For an excellent review of the founding of the Red Cross in October 1863 and its early history, see Richard Cavendish in History Today October 2013. Of particular interest is the tense and destructive relationship between Dunant and Moynier. Moynier considered Dunant an impractical idealist and soon forced Dunant from his own movement!! Dunant was declared bankrupt and lived out his life in poverty. The only thing Moynier could not take away was Dunant's Nobel Peace Prize in 1901.






13 comments:

Mott said...

If I was involved in a catastrophic event, I would want to be picked up straight away. Even if it was by camel. This would be even more so, if I was in a country that had many bombs, earthquakes or sunamis. Those girls were superwomen

Hels said...

Mott, right. We know from Florence Nightingale that more young men died from the post-injury care (or lack of it) than died from the initial wounds. So one wonders why it took till Henry Dunant, before a proper service could be mounted.

ChrisJ said...

Two comments:

It's so true that money talks.

Religion can be a crazy thing -

i.e.to prefer death than to ride in a vehicle with the "wrong" symbol painted on it seems patently illogical.

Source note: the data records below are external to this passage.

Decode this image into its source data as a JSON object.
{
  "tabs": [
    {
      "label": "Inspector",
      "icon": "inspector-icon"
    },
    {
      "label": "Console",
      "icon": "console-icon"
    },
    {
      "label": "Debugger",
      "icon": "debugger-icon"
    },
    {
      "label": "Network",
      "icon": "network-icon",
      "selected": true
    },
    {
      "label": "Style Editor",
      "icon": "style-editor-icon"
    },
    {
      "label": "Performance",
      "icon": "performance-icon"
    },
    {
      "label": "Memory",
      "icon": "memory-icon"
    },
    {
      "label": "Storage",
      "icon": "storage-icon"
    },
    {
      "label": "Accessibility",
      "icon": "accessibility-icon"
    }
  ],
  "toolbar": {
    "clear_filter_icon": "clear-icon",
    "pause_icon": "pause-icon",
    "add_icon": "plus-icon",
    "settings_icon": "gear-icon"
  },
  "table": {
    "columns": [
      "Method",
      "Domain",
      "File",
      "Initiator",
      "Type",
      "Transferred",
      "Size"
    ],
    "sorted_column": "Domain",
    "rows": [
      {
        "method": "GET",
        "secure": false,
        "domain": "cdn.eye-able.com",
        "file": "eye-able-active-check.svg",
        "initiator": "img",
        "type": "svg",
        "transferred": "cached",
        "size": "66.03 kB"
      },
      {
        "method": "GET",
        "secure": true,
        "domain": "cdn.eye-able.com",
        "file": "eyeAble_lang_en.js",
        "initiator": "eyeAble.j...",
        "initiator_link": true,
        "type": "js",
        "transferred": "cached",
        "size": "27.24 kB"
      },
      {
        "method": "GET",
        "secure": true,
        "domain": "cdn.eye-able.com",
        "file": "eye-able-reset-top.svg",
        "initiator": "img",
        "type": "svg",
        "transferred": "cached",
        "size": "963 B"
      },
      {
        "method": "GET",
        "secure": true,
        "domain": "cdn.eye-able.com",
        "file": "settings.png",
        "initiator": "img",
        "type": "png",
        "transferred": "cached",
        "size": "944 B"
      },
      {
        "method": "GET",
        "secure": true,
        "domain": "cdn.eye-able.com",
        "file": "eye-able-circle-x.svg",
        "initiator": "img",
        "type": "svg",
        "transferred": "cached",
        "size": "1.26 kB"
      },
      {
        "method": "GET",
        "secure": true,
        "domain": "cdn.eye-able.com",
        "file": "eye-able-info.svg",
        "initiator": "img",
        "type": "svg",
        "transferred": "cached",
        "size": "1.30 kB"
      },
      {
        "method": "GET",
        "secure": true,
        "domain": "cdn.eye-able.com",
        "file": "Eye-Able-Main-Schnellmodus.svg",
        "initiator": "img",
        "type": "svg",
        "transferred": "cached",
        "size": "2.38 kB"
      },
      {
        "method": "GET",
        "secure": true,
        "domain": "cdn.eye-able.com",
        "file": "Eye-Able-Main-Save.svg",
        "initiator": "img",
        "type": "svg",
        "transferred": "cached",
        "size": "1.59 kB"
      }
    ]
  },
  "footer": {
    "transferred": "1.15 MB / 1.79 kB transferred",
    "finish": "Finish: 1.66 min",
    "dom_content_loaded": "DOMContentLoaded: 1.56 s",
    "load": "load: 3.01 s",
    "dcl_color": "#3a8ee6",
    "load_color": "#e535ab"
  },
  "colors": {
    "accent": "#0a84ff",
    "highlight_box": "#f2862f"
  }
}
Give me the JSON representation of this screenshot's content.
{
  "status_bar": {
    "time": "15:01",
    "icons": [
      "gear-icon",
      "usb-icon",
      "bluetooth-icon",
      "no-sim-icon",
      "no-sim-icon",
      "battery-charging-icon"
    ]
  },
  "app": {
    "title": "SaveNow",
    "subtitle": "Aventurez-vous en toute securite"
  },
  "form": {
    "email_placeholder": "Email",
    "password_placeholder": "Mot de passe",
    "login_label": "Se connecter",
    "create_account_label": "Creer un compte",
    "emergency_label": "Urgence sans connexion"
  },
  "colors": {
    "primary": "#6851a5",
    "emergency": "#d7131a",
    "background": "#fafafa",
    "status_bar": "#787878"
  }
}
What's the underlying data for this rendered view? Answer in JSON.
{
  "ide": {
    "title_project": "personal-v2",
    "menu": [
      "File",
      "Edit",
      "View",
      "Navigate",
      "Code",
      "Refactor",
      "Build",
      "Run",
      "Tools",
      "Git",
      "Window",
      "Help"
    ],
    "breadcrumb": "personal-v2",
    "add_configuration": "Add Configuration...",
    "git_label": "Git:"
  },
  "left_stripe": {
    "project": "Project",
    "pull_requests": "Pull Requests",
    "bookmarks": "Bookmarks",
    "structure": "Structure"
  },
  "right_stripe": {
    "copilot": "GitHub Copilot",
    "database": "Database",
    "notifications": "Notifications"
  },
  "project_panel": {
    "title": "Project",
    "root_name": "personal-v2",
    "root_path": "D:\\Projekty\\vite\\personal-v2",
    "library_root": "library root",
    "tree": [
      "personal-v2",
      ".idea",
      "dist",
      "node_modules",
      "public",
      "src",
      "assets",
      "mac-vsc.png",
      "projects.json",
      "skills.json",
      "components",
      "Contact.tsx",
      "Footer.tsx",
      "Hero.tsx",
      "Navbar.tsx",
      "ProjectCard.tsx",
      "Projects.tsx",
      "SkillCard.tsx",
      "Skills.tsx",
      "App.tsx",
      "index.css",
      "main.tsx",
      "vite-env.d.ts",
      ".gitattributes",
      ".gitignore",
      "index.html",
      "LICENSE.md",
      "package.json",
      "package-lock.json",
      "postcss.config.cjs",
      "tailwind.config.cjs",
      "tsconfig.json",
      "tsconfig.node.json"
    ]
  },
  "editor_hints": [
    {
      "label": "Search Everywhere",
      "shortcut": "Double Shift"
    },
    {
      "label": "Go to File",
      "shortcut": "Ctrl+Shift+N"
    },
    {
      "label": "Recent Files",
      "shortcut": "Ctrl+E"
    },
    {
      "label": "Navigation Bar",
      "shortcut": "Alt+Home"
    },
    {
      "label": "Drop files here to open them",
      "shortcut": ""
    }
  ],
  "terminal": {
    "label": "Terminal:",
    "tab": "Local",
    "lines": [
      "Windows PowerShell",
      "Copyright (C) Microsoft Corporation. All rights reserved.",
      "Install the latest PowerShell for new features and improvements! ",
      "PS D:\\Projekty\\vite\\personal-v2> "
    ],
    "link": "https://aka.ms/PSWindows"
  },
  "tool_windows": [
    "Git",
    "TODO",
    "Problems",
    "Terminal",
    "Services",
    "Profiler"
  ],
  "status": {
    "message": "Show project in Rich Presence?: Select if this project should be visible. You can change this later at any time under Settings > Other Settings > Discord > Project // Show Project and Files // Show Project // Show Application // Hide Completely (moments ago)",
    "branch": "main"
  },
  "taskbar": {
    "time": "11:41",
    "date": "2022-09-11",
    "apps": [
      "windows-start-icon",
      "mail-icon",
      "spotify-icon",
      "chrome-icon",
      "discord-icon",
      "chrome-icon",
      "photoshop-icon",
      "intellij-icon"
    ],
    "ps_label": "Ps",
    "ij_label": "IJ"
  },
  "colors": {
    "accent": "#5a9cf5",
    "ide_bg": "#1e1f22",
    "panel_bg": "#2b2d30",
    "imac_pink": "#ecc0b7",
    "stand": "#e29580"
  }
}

I'm with Mott; I'd go on a camel if need be with any old tattoo on its side!

J Bar said...

This is fascinating.
Sydney - City and Suburbs

Hels said...

ChrisJ and J Bar,

Historiography is an amazing thing. Something as basic as Red Cross, an institution we think has been around for ever, actually had a sometimes rocky birth, growth and spread across the world. I love it

Emm said...

I loved this article. My mum was a member of both Red cross and Magen David Adom in South Africa for many years. She worked mostly with Red Cross though as they did work in township clinics whereas Magen David Adom focused on covering Jewish activities (my mum is Jewish but I think she thought that the community was quite priviledged and she went where she thought she was needed) . She worked mostly in Alexandria Clinic which was in the black township of Alex near Johannesburg and she used to volunteer every Christmas and New Year when no one else would volunteer. It was quite funny as she used to work weekends too and she would pick me up from nightclubs very early in the morning in an ambulance and then we would drive back to headquarters to pick up her car.

Hels said...

Emm
it is fascinating to me that Dunant specifically organised _the women_ of the town to provide medical and transport assistance to the wounded. In 1859, I would have assumed that middle class women couldn't normally go around town unsupervised. Let alone tend to wounded and filthy soldiers.

Only by WW1 was it totally accepted that women could do this important work - I love the photo of the British women ambulance drivers in France during World War I. Your mother was in a long history of very fine heroic women.

Emm said...

You know what Hels, I think I might tell her that. It would please her.

Hels said...

I have added a reference to Dunant's important book, A Memory of Solferino, written after the battle and published in 1862. Without it, the International Committee of the Red Cross may not have met in 1863.

Hels said...

See an excellent post on The Women who Drove Ambulances on the Western Front in WW1. What a struggle :(

http://edwardianpromenade.com/war/wwi-wednesday-women-ambulance-drivers/

History Today said...

Thank you for mentioning the 150th anniversary of the founding of the Red Cross movement. Henri Dunant was a hero, then a bankrupt failure, and now he is a hero once again.

Deb said...

Helen

have a look at Photos Celebrating Women Workers of World War I. http://mentalfloss.com/article/30187/11-photos-celebrating-women-workers-world-war-i

Hels said...

Deb

women were amazing! Great photos.